Pivotal was spun off by EMC and VMWare and has also received investment from GE. “We are the world’s biggest startup,” said Lee, with 1,700 employees and $1B funding in just over a couple of years.
The company helps GE with its “Power of 1” initiative to bring about billions of dollars in savings thanks to even one per cent of energy cost reduction via IoT. GE is operating not just with Big Data from jet engines but Fast Data from its wind turbine farms – to the tune of over 100,000 data points per second.
IoT is being adopted in agriculture as well by Monsanto and even in the garment sector by Under Armour; the firm’s CEO, Kevin Plank, has said he believes the garment company is also a technology company and will not “cede anything to Silicon Valley,” explained Lee.
Hot emerging opportunities for startups are in the IoT Service Marketplace (ISM), said Hatton. These include data brokers, visualisation and predictive analytics. However, there may not be a need for a ‘Chief IoT Officer’ for enterprises, he joked. Nonetheless, distributed analytics and sense-making will be a key priority for the 21st century CEO. Scalability, agility, flexibility and dealing with uncertainty will be core concerns for the CIO.
With proper functional value and business models, the Internet of Things will deliver the Economy of Things, said Rob van den Dam, Global Telecommunications Industry Leader, IBM. “The edge will become a new frontier of value,” he said, pointing to the rise of P2P protocols such as TeleHash.
Carriers and OEMs will tie up with startups via accelerators and hack competitions, or buy them outright, Hatton said. For example, the French startup SigFox raised $115M in funding; Huawei has bought Cambridge-based startup Neul; and the LoRa Alliance for IoT has launched with key supporters.

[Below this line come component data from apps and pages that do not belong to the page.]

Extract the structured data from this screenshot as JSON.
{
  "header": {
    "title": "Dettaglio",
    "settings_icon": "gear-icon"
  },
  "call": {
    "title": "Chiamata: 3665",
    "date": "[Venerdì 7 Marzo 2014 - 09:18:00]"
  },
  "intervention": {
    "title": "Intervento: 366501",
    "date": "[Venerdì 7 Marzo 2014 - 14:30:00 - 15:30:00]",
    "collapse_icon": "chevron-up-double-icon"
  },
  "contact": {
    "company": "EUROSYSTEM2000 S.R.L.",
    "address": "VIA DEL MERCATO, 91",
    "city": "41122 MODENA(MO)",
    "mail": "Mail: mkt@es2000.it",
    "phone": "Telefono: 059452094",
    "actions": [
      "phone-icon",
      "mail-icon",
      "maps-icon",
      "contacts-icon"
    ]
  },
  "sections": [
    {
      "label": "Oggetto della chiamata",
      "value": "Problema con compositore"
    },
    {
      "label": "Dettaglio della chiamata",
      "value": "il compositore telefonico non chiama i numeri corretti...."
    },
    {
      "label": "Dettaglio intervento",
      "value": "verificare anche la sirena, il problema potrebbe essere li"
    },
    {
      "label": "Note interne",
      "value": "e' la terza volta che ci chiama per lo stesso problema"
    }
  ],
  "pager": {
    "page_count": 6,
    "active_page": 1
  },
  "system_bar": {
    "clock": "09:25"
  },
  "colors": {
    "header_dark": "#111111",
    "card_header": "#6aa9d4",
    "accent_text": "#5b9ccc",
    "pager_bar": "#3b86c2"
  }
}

The carrier AT&T has launched an innovation hub called Drive Studio to help learn from startups and IoT innovators, said Sandy Verma, Senior Director, AT&T Asia Pacific IoT Strategy. Car manufacturers like BMW and Tesla have also signed up for research partnerships.

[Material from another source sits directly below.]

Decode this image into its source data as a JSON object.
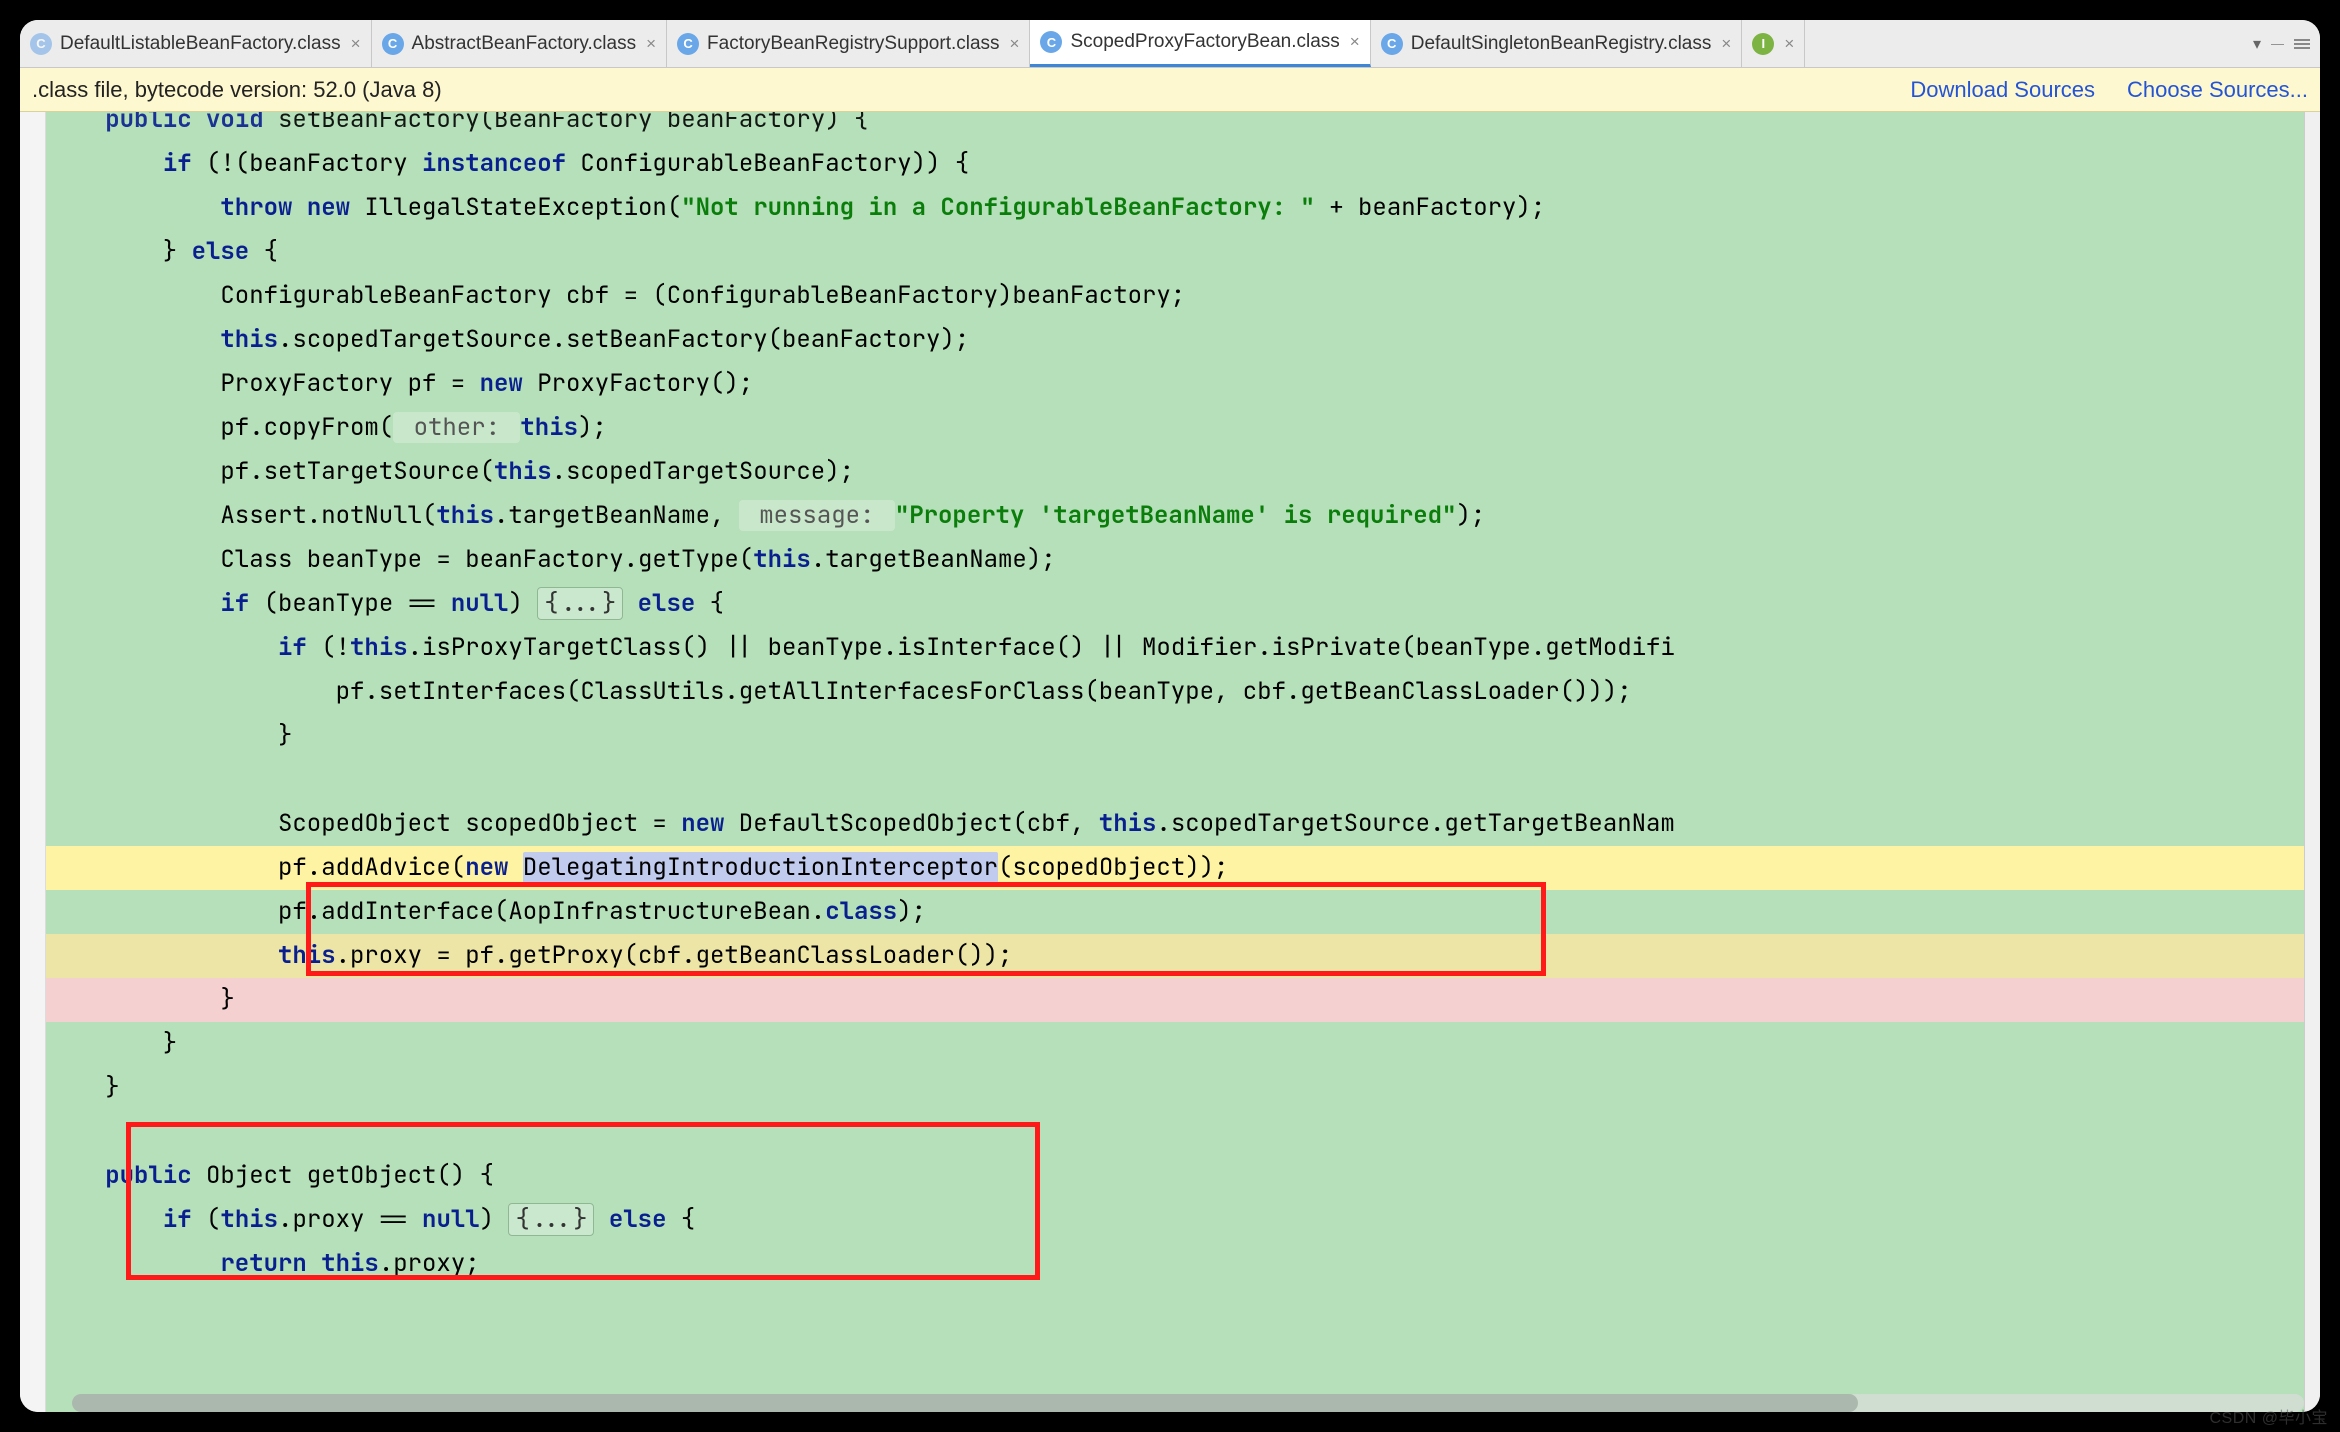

BMW itself has launched a car hackathon called Hack the Drive, where developers and startups can hack on the Big Data it has gathered from car operations. The initiative aims to “use car data as never before and develop new disruptive ideas.” Recently, a BMW i3 was awarded as a prize to a team called WeCharge. Other partners include Navdy, ChargePoin+, ZenDrive, MongoDB, Mojio and UserBlitz.
The ‘last mile’ connectivity problem for consumer telecom access has now given way to the ‘last 100 metres’ access for IoT devices, observed Mazlan Abbas, CEO, REDtone IoT in Malaysia. Startups should be clear about the value they deliver: risk management, better performance, reduced costs, new revenue streams, or innovative products.
Scale and speed
The trends of digitalisation and mobility are happening faster than we can imagine them, said Andrew Milroy of Frost and Sullivan. The cost of experimentation is also dropping, making it easier for companies to launch build-measure-learn probes of their own and even make accidental discoveries. “IoT will be huge and will disrupt almost all aspects of the enterprise,” predicted Machina Research’s Matt Hatton.
“We are at the threshold of a massive explosion in the history of computing,” said Rob van den Dam of IBM. By 2020, each human will have an average of five connected devices, and by 2050 there could be over 100 billion connected devices.
However, significant changes will be needed in device costs and IoT business models before leaps of scales are made, he cautioned. Devices like connected door knobs will have a much longer life than the average smartphone, and the cost of maintaining such devices will be high in the long term.
“Also think of the business model. The main measure of a smart toaster is really if it can toast well. Do you want a toaster than can burn ads into your toast?” joked Rob. Trust is another major concern in the digital world.
“The Internet is no longer a place of trust,” he cautioned, pointing to rising cases of fraud, scam and security breaches.
Source: Your Story